A new study reported that birth season is linked to the risk of developing mood disorders later on in life.
We all have days when we are sad about something, and it is quite normal. Not everything can go as we expect them to be. However it is imperative that in those sad days we keep trying to keep ourselves happy because happy people are also healthy people.
According to researchers from Ohio State University, there are 15 additional facial expressions.
Viewing images of chocolate and pizza may be enough to satisfy unhealthy cravings when you're feeling down, according to a new study.
Researchers reported that people who listened to beautiful but sad music had improved moods.

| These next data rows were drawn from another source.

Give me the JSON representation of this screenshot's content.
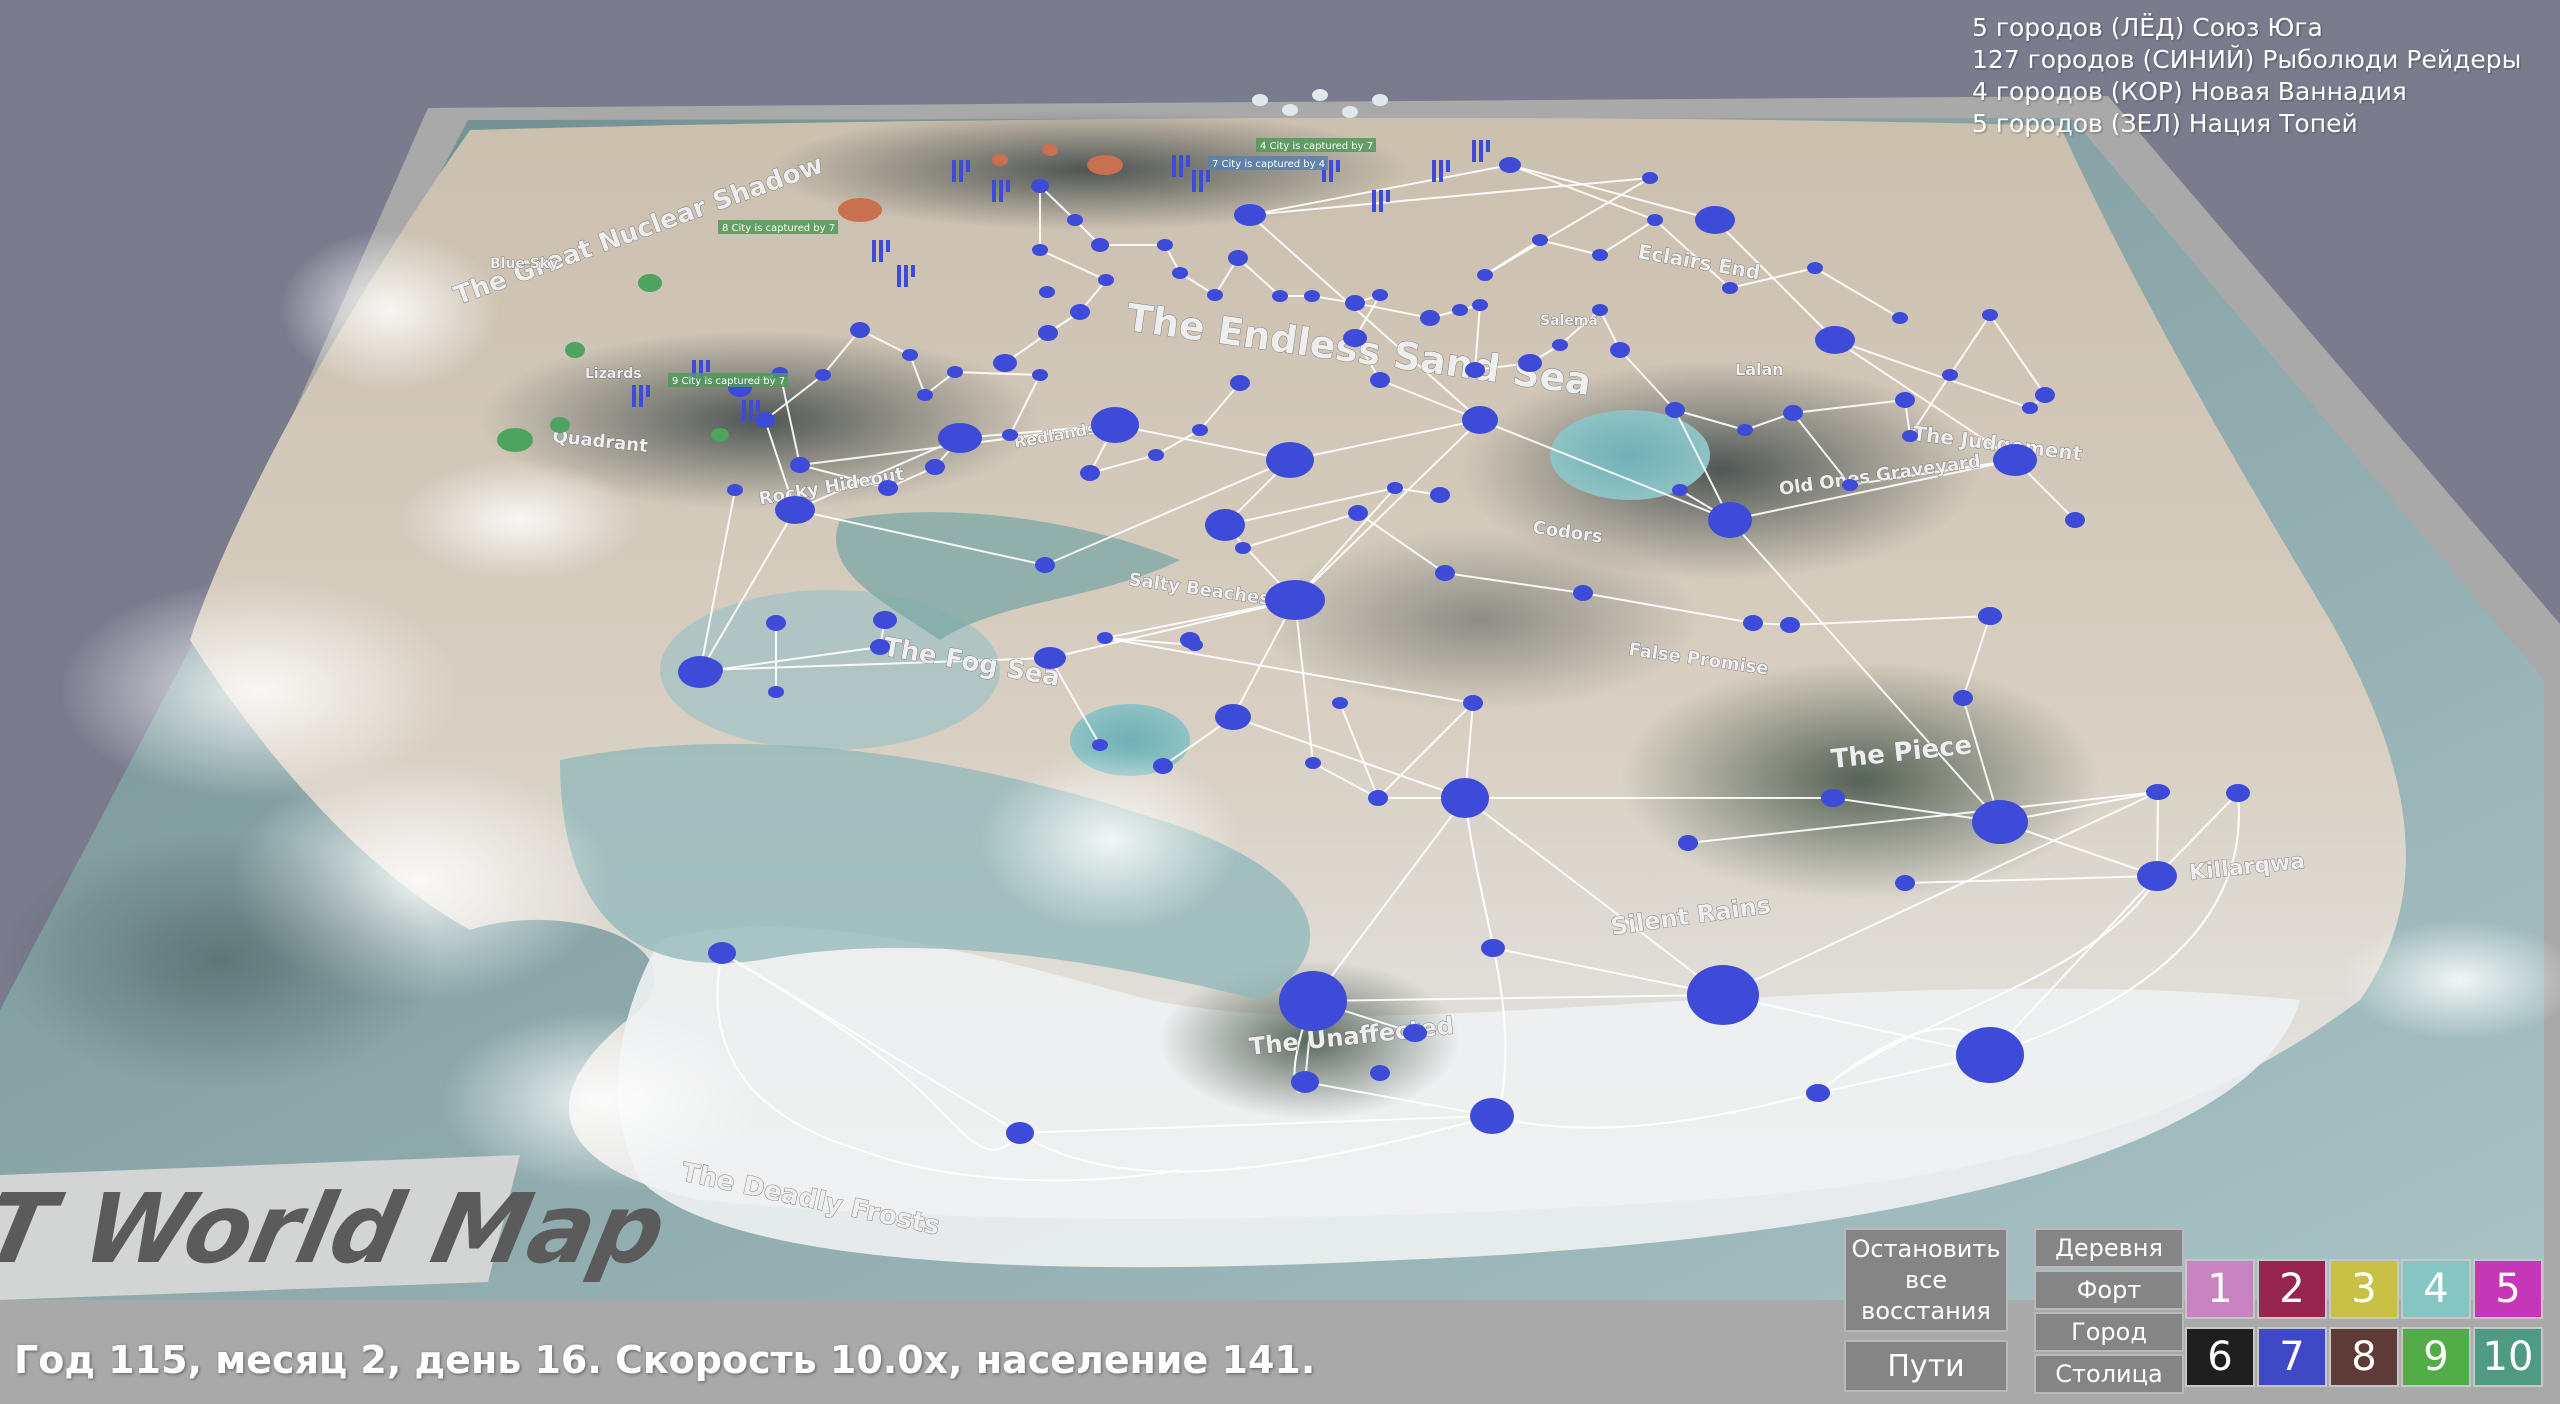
{
  "factions": [
    {
      "text": "5 городов  (ЛЁД) Союз Юга"
    },
    {
      "text": "127 городов  (СИНИЙ) Рыболюди Рейдеры"
    },
    {
      "text": "4 городов  (КОР) Новая Ваннадия"
    },
    {
      "text": "5 городов  (ЗЕЛ) Нация Топей"
    }
  ],
  "status_text": "Год 115, месяц 2, день 16. Скорость  10.0x, население 141.",
  "map": {
    "banner_text": "T World Map",
    "region_labels": [
      {
        "text": "The Great Nuclear Shadow"
      },
      {
        "text": "The Endless Sand Sea"
      },
      {
        "text": "Eclairs End"
      },
      {
        "text": "The Judgement"
      },
      {
        "text": "Old Ones Graveyard"
      },
      {
        "text": "Codors"
      },
      {
        "text": "Salty Beaches"
      },
      {
        "text": "The Fog Sea"
      },
      {
        "text": "False Promise"
      },
      {
        "text": "The Piece"
      },
      {
        "text": "Silent Rains"
      },
      {
        "text": "Killarqwa"
      },
      {
        "text": "The Unaffected"
      },
      {
        "text": "The Deadly Frosts"
      },
      {
        "text": "Quadrant"
      },
      {
        "text": "Rocky Hideout"
      },
      {
        "text": "Redlands"
      },
      {
        "text": "Lalan"
      },
      {
        "text": "Salema"
      },
      {
        "text": "Lizards"
      },
      {
        "text": "Blue Sky"
      }
    ],
    "notifications": [
      {
        "text": "4 City is captured by 7"
      },
      {
        "text": "7 City is captured by 4"
      },
      {
        "text": "8 City is captured by 7"
      },
      {
        "text": "9 City is captured by 7"
      }
    ],
    "colors": {
      "blue_faction": "#3d4bd8",
      "green_faction": "#4ea35f",
      "coral_faction": "#c8704f",
      "road": "#ffffff"
    }
  },
  "controls": {
    "stop_label": "Остановить все восстания",
    "paths_label": "Пути",
    "village_label": "Деревня",
    "fort_label": "Форт",
    "city_label": "Город",
    "capital_label": "Столица"
  },
  "faction_buttons": [
    {
      "label": "1",
      "color": "#c883c0"
    },
    {
      "label": "2",
      "color": "#96264f"
    },
    {
      "label": "3",
      "color": "#c9c145"
    },
    {
      "label": "4",
      "color": "#86c6c2"
    },
    {
      "label": "5",
      "color": "#c437b6"
    },
    {
      "label": "6",
      "color": "#1f1f1f"
    },
    {
      "label": "7",
      "color": "#3f49c6"
    },
    {
      "label": "8",
      "color": "#5f3b38"
    },
    {
      "label": "9",
      "color": "#52ad49"
    },
    {
      "label": "10",
      "color": "#4e9a82"
    }
  ]
}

Researchers confirmed that brain scans can detect emotions ranging from happiness to anger based on brain activity.
Being happy is good. Not only for one's health and life span, but also for one's wallet, apparently. A new study, the first ever in-depth investigation into happiness in youngsters and their wealth later in life, reveals that happy adolescents are likelier to be wealthy adults. For the study, researchers Dr Jan-Emmanuel De Neve (UCL Political Science) and Professor Andrew Oswald (University of Warwick) analyzed data from 15,000 adolescents and young adults in the USA, and found that teenagers how reported being happy or had higher "life satisfaction" grew up to be significantly wealthier than others.

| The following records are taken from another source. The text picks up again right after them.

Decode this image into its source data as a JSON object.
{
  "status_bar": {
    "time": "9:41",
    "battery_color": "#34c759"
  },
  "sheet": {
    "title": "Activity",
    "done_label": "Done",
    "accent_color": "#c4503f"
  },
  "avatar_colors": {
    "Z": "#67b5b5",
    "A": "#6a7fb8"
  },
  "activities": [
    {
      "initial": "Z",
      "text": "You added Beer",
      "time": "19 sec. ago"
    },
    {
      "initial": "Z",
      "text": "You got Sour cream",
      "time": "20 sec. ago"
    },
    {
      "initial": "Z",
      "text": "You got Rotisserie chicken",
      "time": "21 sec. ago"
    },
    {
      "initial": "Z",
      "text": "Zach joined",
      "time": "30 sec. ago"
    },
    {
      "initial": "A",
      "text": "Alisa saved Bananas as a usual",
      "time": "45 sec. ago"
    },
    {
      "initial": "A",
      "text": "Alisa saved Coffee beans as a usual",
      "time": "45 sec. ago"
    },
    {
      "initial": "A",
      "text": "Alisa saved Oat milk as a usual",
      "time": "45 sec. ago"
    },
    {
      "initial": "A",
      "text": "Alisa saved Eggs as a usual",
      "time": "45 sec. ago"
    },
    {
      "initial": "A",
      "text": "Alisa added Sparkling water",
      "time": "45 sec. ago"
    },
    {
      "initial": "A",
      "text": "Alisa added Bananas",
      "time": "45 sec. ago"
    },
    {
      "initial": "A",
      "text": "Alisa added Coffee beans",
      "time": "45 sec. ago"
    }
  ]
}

Researchers from the University of Sheffield School of Health and Related Research (ScHARR) are today making a series of recommendations for NHS mental health trusts to change the way they collect and use patient feedback to improve the quality of care for inpatients.